Home Design Commissions Great Seal and Massey Foundation Award
Great Seal and Massey Foundation Award E-mail
Written by Michael LeBlanc   

In 1953, just a few weeks after Queen Elizabeth’s coronation, Eric’s friend and fellow Arts and Letters Club member Vincent Massey was installed in Rideau Hall and became the first Canadian in modern times to be appointed Governor General. Rt. Hon. Massey had been instrumental in establishing the Canadian War Art program, and no doubt had a hand in Eric’s military art commission.

Whenever a new monarch accedes to the throne, a new Great Seal is designed. The Seal is used to certify Acts of Parliament, and the keeper of the Great Seal is the Queen’s representative, the Governor General. In the past, the Great Seal of Canada was always designed in Great Britain.
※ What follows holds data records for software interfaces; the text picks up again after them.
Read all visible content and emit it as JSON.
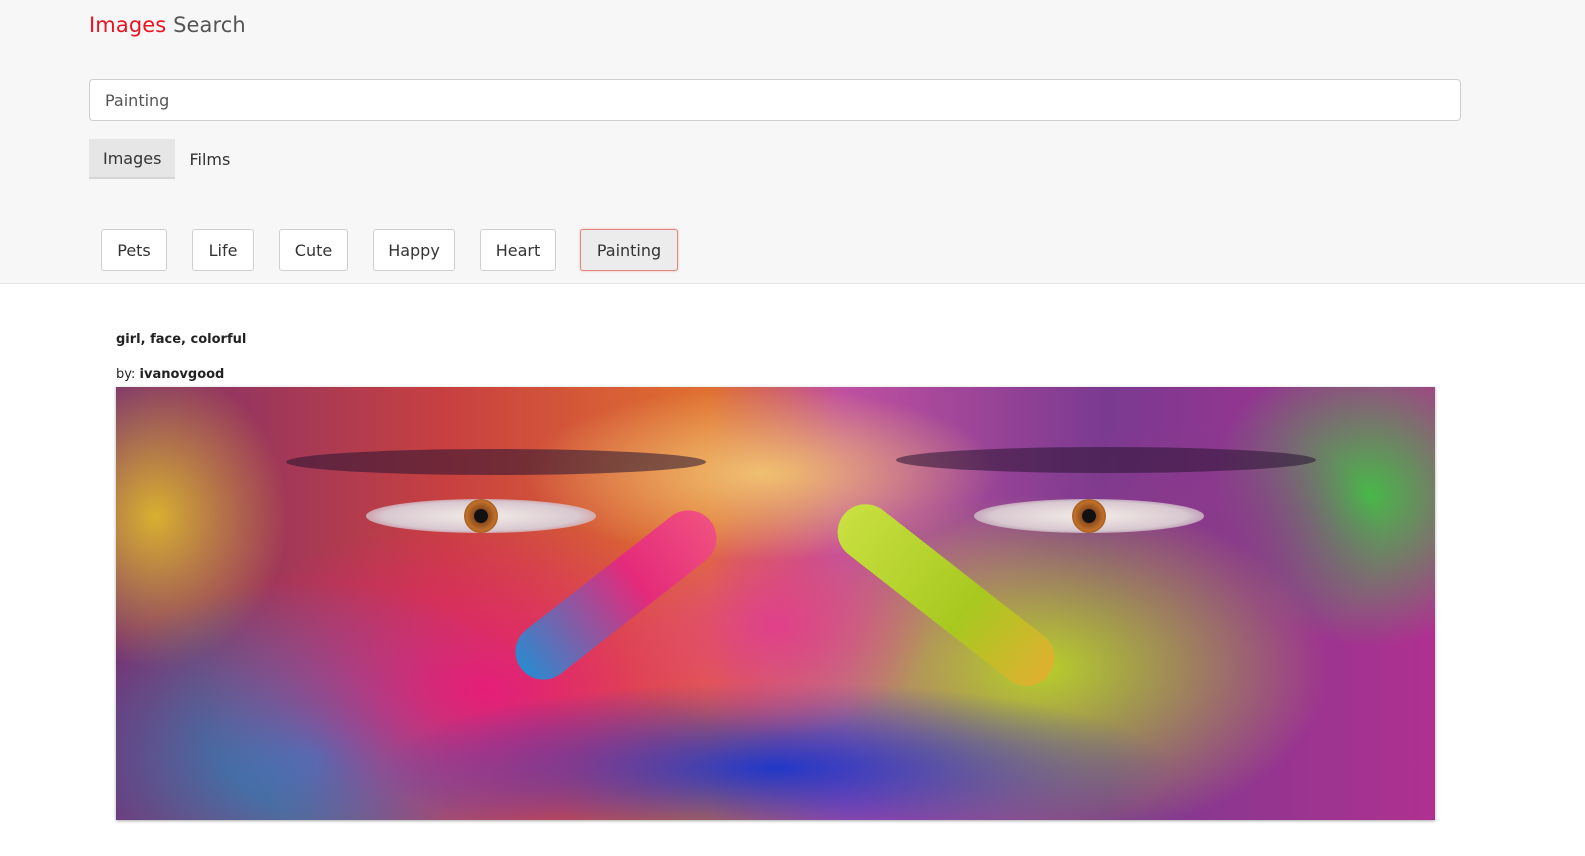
{
  "header": {
    "brand_primary": "Images",
    "brand_secondary": "Search",
    "brand_color": "#e8141f"
  },
  "search": {
    "value": "Painting",
    "placeholder": ""
  },
  "tabs": [
    {
      "label": "Images",
      "active": true
    },
    {
      "label": "Films",
      "active": false
    }
  ],
  "tags": [
    {
      "label": "Pets",
      "active": false
    },
    {
      "label": "Life",
      "active": false
    },
    {
      "label": "Cute",
      "active": false
    },
    {
      "label": "Happy",
      "active": false
    },
    {
      "label": "Heart",
      "active": false
    },
    {
      "label": "Painting",
      "active": true
    }
  ],
  "result": {
    "title": "girl, face, colorful",
    "by_label": "by:",
    "author": "ivanovgood"
  }
}
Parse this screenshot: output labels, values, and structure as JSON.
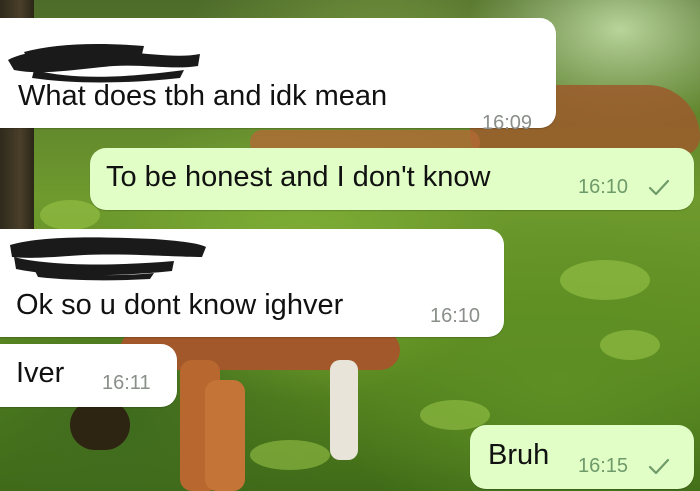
{
  "conversation": {
    "messages": [
      {
        "direction": "incoming",
        "sender_redacted": true,
        "text": "What does tbh and idk mean",
        "time": "16:09"
      },
      {
        "direction": "outgoing",
        "text": "To be honest and I don't know",
        "time": "16:10",
        "status_icon": "single-check-icon"
      },
      {
        "direction": "incoming",
        "sender_redacted": true,
        "text": "Ok so u dont know ighver",
        "time": "16:10"
      },
      {
        "direction": "incoming",
        "text": "Iver",
        "time": "16:11"
      },
      {
        "direction": "outgoing",
        "text": "Bruh",
        "time": "16:15",
        "status_icon": "single-check-icon"
      }
    ]
  },
  "theme": {
    "incoming_bubble": "#ffffff",
    "outgoing_bubble": "#e1fec6",
    "check_color": "#6f9a6a",
    "redaction_color": "#1a1a1a"
  }
}
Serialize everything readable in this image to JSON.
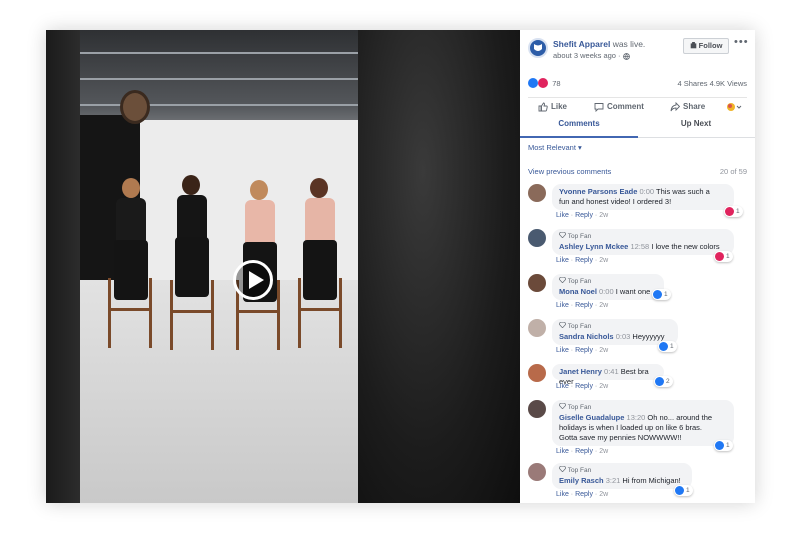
{
  "page": {
    "name": "Shefit Apparel",
    "status": "was live.",
    "time": "about 3 weeks ago ·",
    "follow_label": "Follow",
    "more_label": "•••"
  },
  "stats": {
    "reactions_count": "78",
    "shares_views": "4 Shares  4.9K Views"
  },
  "actions": {
    "like": "Like",
    "comment": "Comment",
    "share": "Share"
  },
  "tabs": {
    "comments": "Comments",
    "up_next": "Up Next"
  },
  "sort_label": "Most Relevant ▾",
  "previous_label": "View previous comments",
  "page_count": "20 of 59",
  "meta": {
    "like": "Like",
    "reply": "Reply",
    "age": "2w",
    "top_fan": "Top Fan"
  },
  "colors": {
    "brand": "#385898",
    "accent": "#4267b2",
    "heart": "#e0245e",
    "like": "#2078f4"
  },
  "comments": [
    {
      "name": "Yvonne Parsons Eade",
      "time": "0:00",
      "text": "This was such a",
      "text2": "fun and honest video! I ordered 3!",
      "react": "1",
      "react_type": "heart"
    },
    {
      "name": "Ashley Lynn Mckee",
      "time": "12:58",
      "text": "I love the new colors",
      "react": "1",
      "react_type": "heart"
    },
    {
      "name": "Mona Noel",
      "time": "0:00",
      "text": "I want one",
      "react": "1",
      "react_type": "like"
    },
    {
      "name": "Sandra Nichols",
      "time": "0:03",
      "text": "Heyyyyyy",
      "react": "1",
      "react_type": "like"
    },
    {
      "name": "Janet Henry",
      "time": "0:41",
      "text": "Best bra ever",
      "react": "2",
      "react_type": "like"
    },
    {
      "name": "Giselle Guadalupe",
      "time": "13:20",
      "text": "Oh no... around the",
      "text2": "holidays is when I loaded up on like 6 bras.",
      "text3": "Gotta save my pennies NOWWWW!!",
      "react": "1",
      "react_type": "like"
    },
    {
      "name": "Emily Rasch",
      "time": "3:21",
      "text": "Hi from Michigan!",
      "react": "1",
      "react_type": "like"
    }
  ]
}
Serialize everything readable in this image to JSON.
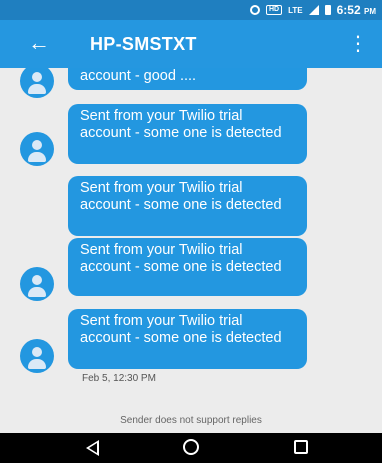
{
  "status_bar": {
    "time": "6:52",
    "time_suffix": "PM",
    "network": "LTE",
    "icons": [
      "data-saver-icon",
      "hd-icon",
      "lte-icon",
      "signal-icon",
      "battery-icon"
    ]
  },
  "app_bar": {
    "back_icon": "←",
    "title": "HP-SMSTXT",
    "menu_icon": "⋮"
  },
  "messages": [
    {
      "text": "account - good ...."
    },
    {
      "text": "Sent from your Twilio trial account - some one is detected"
    },
    {
      "text": "Sent from your Twilio trial account - some one is detected"
    },
    {
      "text": "Sent from your Twilio trial account - some one is detected"
    },
    {
      "text": "Sent from your Twilio trial account - some one is detected"
    }
  ],
  "timestamp": "Feb 5, 12:30 PM",
  "footer_note": "Sender does not support replies",
  "colors": {
    "status_bar": "#1f7fc0",
    "app_bar": "#2597e0",
    "bubble": "#2397e0",
    "background": "#ececec",
    "nav_bar": "#000000"
  }
}
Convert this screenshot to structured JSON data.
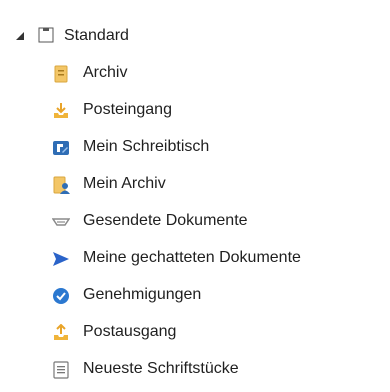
{
  "tree": {
    "root": {
      "label": "Standard",
      "expanded": true,
      "icon": "folder-outline-icon"
    },
    "items": [
      {
        "label": "Archiv",
        "icon": "archive-icon",
        "color": "#e8b85a"
      },
      {
        "label": "Posteingang",
        "icon": "inbox-download-icon",
        "color": "#e9a429"
      },
      {
        "label": "Mein Schreibtisch",
        "icon": "desk-icon",
        "color": "#2f6db5"
      },
      {
        "label": "Mein Archiv",
        "icon": "user-archive-icon",
        "color": "#e8b85a"
      },
      {
        "label": "Gesendete Dokumente",
        "icon": "sent-tray-icon",
        "color": "#8a8a8a"
      },
      {
        "label": "Meine gechatteten Dokumente",
        "icon": "send-arrow-icon",
        "color": "#2a63c9"
      },
      {
        "label": "Genehmigungen",
        "icon": "approval-check-icon",
        "color": "#2b78d0"
      },
      {
        "label": "Postausgang",
        "icon": "outbox-upload-icon",
        "color": "#e9a429"
      },
      {
        "label": "Neueste Schriftstücke",
        "icon": "recent-document-icon",
        "color": "#777777"
      }
    ]
  }
}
Vincent Massey resolved that this important artifact would be designed by a Canadian in Canada. In 1954, on the strength of his interest in heraldry, Eric was awarded a commission to design the Great Seal.

Eric’s design and production routine for the Great Seal was thorough but straightforward: he made many drawings, first to establish an overall design, and then more detailed drawings for the figure, the crest and the typography. At the conclusion of the design phase, Eric carved the relief out of a slab of plaster that was at least twice the size of the final piece.

Rt. Hon. Vincent Massey was delighted with Eric’s design, and in the following year, he commissioned Eric to create a medal for the Massey Foundation Award of the Royal Architectural Institute of Canada.

Canadian Seal and the Massey Foundation Award Canadian Seal and the Massey Foundation Award Canadian Seal and the Massey Foundation Award
blog comments powered by Disqus

Buy the Book

Nothing Uninteresting book cover

Now available at Blurb.com.

Nothing Uninteresting

The Work and Life of Eric Aldwinckle

By Michael B. LeBlanc

Print Book, 186 Pages



When you go up to Whiterock Lake or Whiterock hills, Killarney Hills, you feel as though you’re walking over the bodies of Gods, human beings; it’s an extraordinary experience which you can’t translate except in painting. In other words, I was in love with the landscape and I translated in terms of the human being because as you recognize (or do you?) that this was a human figure, an ambiguous one but nevertheless it’s a figure which is sprawling. And that’s my own poetry.

-Eric Aldwinckle